Be Careful! Your Cell Phone Could Be Cloned

by Julia Fernandes    Feb 08, 2005

Technology is finally rearing up its dark side. Along with the proliferation of technological innovations, this era also marks the birth of the new-age IT criminals in a big way, with the latest technology fraud being mobile phone cloning.

As a mobile phone user if you have been receiving exorbitantly high bills for calls that were never placed, chances are that your mobile phone could be cloned. Mobile phone cloning is a technique wherein security data from one cell phone is transferred into another phone. As a result, while calls can be made from both phones, only the original is billed.

According to media reports, recently the Delhi police arrested a person with 20 cell- phones, a laptop, a SIM scanner, and a writer. The accused was running an exchange illegally wherein he cloned’ Code Division Multiple Access (CDMA)’-based mobile phones. He used software for the cloning and provided cheap international calls to Indian immigrants in West Asia.

So, what is the modus operandi of a typical fraudster?

Every mobile handset has a unique factory-coded Electronic Serial Number (ESN) and a Mobile Identification Number (MIN). The crime starts when someone working for a mobile-phone service provider leaks these numbers to grey market operators. The buyer then programs them into new phones which will have the same number as that of the original subscriber.

The accused in the Delhi case used software called Patagonia to clone only CDMA phones (Reliance and Tata Indicom). However, there are software packages that can be used to clone even Global System for Mobile or GSM (e.g. Airtel, Hutch, Idea) phones. In order to clone a GSM phone, knowledge of the International Mobile Equipment Identity (IMEI) or instrument number is sufficient.

According to a Reliance Infocomm spokesperson, “Cloning is a fraudulent act done with criminal intent and needs to be condemned. Indulging in cloning directly and/or helping in cloning in any way amounts to fraud which causes financial loss to the person whose phone has been cloned, the service provider and the society at large.”

What security measures can a service provider currently offer to protect its customers, apart from maintaining the billing pattern of users, which is usually monthly?

Says the spokesperson, “The best way to check any unusual spurt in usage (and bill) is to check regularly the unbilled amount, the details of which are available on R World.
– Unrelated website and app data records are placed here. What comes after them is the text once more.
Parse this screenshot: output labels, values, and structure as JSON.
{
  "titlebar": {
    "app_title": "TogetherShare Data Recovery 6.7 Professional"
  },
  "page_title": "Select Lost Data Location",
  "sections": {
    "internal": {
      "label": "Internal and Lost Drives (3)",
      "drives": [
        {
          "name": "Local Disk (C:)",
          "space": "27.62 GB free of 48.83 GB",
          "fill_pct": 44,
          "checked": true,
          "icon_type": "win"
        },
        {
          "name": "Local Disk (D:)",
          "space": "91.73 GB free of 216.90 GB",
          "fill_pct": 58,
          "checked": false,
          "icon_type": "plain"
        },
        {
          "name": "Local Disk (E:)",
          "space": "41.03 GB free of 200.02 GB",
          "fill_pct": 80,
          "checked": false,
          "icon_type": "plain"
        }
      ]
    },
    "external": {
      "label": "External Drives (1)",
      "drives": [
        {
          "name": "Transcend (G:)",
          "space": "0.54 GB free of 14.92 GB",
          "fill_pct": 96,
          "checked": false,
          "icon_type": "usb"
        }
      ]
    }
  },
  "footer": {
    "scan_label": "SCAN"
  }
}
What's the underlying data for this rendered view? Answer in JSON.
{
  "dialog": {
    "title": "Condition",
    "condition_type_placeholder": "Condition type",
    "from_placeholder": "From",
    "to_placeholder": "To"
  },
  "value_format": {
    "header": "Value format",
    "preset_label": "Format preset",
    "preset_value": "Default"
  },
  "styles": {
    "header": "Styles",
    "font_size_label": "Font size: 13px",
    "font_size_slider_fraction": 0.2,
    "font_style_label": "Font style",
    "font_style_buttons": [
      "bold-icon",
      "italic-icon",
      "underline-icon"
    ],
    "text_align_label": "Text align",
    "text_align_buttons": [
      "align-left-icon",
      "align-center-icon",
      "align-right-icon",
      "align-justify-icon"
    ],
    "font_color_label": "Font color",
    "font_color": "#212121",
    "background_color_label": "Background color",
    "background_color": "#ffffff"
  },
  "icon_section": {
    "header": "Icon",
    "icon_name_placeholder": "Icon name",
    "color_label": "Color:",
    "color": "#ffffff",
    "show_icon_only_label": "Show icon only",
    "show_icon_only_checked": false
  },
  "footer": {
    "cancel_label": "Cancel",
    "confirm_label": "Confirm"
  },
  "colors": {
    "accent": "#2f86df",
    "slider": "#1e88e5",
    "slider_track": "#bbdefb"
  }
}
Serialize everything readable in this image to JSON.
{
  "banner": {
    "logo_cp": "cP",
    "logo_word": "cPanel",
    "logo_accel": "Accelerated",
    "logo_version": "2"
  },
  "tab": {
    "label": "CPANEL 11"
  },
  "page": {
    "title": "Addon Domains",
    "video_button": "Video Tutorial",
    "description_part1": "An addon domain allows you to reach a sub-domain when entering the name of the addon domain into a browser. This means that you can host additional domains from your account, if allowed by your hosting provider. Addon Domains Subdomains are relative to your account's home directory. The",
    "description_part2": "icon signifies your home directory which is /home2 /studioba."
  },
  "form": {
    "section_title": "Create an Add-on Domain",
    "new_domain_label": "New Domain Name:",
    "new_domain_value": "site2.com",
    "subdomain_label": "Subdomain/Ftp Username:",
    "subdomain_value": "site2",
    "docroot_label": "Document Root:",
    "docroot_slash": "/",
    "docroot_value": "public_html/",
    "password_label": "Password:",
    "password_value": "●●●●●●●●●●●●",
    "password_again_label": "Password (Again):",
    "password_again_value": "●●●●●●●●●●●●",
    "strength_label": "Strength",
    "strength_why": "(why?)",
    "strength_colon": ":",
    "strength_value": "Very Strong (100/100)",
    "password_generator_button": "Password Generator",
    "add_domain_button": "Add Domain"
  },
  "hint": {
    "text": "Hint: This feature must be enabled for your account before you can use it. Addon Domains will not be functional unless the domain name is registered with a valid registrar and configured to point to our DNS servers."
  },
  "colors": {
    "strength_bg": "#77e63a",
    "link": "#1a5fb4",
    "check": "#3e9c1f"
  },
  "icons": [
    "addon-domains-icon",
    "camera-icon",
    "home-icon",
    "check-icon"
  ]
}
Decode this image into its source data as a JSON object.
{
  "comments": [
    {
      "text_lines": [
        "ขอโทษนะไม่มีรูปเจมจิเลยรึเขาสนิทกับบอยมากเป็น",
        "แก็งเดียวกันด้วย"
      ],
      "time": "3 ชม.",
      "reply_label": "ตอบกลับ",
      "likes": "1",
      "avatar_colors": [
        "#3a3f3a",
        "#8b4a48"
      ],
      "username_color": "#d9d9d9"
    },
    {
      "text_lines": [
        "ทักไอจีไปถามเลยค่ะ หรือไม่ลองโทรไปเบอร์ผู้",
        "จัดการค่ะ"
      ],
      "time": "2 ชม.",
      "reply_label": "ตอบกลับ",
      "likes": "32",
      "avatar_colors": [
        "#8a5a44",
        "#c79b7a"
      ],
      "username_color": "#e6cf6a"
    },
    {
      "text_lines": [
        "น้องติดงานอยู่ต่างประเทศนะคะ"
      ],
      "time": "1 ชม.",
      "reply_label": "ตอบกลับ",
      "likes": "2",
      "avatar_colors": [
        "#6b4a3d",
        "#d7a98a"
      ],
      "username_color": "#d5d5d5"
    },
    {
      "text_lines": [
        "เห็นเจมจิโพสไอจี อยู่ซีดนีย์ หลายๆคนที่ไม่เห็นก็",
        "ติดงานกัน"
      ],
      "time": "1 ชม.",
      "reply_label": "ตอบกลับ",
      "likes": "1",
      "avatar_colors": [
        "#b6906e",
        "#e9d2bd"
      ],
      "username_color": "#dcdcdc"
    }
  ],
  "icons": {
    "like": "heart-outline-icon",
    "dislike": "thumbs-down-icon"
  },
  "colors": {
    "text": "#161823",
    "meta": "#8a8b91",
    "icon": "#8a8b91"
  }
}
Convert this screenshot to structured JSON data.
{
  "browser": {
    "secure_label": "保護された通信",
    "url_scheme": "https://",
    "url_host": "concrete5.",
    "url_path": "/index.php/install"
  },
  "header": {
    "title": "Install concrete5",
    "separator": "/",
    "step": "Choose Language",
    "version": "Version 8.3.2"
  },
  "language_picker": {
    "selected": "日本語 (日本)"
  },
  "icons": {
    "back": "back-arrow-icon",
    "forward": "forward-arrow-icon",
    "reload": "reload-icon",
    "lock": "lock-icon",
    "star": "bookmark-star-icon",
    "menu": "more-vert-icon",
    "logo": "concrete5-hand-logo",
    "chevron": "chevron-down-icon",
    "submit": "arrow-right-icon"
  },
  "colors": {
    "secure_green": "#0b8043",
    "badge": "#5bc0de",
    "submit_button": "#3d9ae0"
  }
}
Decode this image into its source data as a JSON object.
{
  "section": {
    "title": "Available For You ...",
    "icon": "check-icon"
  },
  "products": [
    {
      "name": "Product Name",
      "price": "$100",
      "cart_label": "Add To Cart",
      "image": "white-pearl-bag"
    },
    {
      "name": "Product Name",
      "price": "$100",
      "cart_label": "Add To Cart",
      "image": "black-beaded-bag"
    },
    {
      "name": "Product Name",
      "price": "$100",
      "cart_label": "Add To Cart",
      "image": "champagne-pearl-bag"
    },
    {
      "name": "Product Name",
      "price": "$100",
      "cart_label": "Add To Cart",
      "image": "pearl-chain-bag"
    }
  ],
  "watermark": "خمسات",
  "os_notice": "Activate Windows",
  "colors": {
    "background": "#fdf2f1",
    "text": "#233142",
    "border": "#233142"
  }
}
One can also get these details on our website by logging in with specific user ID for the mobile number.”

Speaking further the spokesperson cautioned, “Users with ILD facility need to be more careful as fraudsters attempt to make as many international calls as possible within a short time due to fear of getting caught. Since ILD rates are higher than other calls, fraudsters try to derive maximum benefits in the shortest time.”

However, to what extent can banning of software for mobile phone cloning reduce the risk?

“Banning this software will certainly help. However, the framework needs to be thought through and implemented cross-border due to Internet-based software and skill transfers,” says the spokesperson.

Today enterprises are leveraging mobility solutions to achieve their business objectives. Apart from mobilizing applications such as CRM, field service, and sales force automation tools, many companies are also providing wireless access to their back-end servers, applications, and/or data.

With increasing mobile deployments among enterprise users, a technology fraud such as this could pose a serious concern to enterprises.

According to a school of thought, the Telecom Regulatory Authority of India (TRAI) should issue a directive, which holds the operators responsible for duplications of mobile phones. But, until such a scenario emerges, users have no option but to maintain a strict vigil on its billing and usage pattern.